Everyone seems to argue that ERA is biased in favor of pitchers with good defenses, and while that is true, it is still the best way to measure the quality of a pitcher; at least a starting pitcher. I will argue that for a relief pitcher, WHIP is more important since you often want a guy that can get out of a situational jam (IE: Bases loaded, 1 out), but I digress.
As most of you know, FIP stands for "Fielding Independent Pitching," and is a variation of sabermetrics. The formula is as follows: FIP = (13 HR + 3 BB - 2 K) / IP) + 3.1.
This formula FAILS because it implies that all successful contact pitchers are lucky. It can take a great pitch to jam a good hitter into hitting a pop up infield deep, and it can take a great pitch to have a good hitter tap a routine ground ball. None of these are rewarded with this formula.
You can make bad pitches which go for screaming line drives, doubles/triples off the wall, ground balls up the middle, etc. All of which even a good defense wouldn't save you from. None of these are penalized with this formula.
It doesn't take a baseball genius to see that this formula rewards pitchers that pitch for strikeouts and avoid homeruns. The pitcher that pitches for contact is screwed. The pitcher that gives up a lot of base hits, gets a lot of strikeouts, and avoids homeruns benefits. I'm not saying ERA is perfect. I'm just saying it's better than this garbage formula which has several biases of its own.
It only took me one attempt to think of a pitcher that could disprove this formula. James Shields of the Tampa Bay Rays. I'm sure everyone here agrees; the Rays have one of, if not the best defense in the league. Despite giving up a lot of homeruns, James Shields gives up very few walks and has a lot of strikeouts. His FIP is 4.099 while his ERA is 4.79. I guess the Rays' terrible defense has really let him down.
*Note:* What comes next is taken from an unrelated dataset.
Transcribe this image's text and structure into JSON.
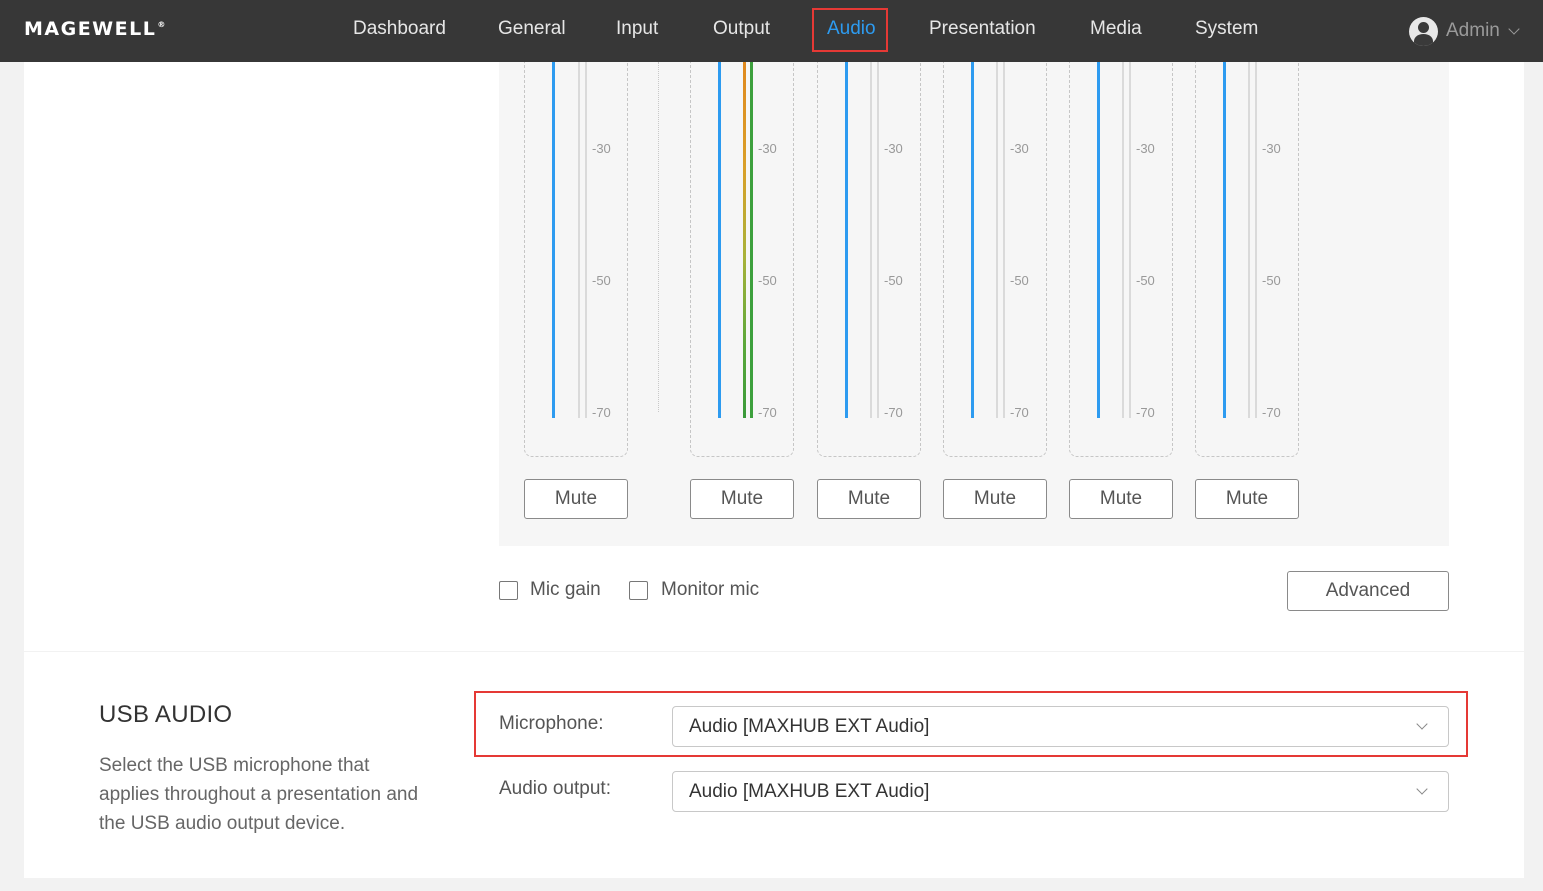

And don't get me started on why contact pitchers are better than strikeout pitchers. That's a whole different argument.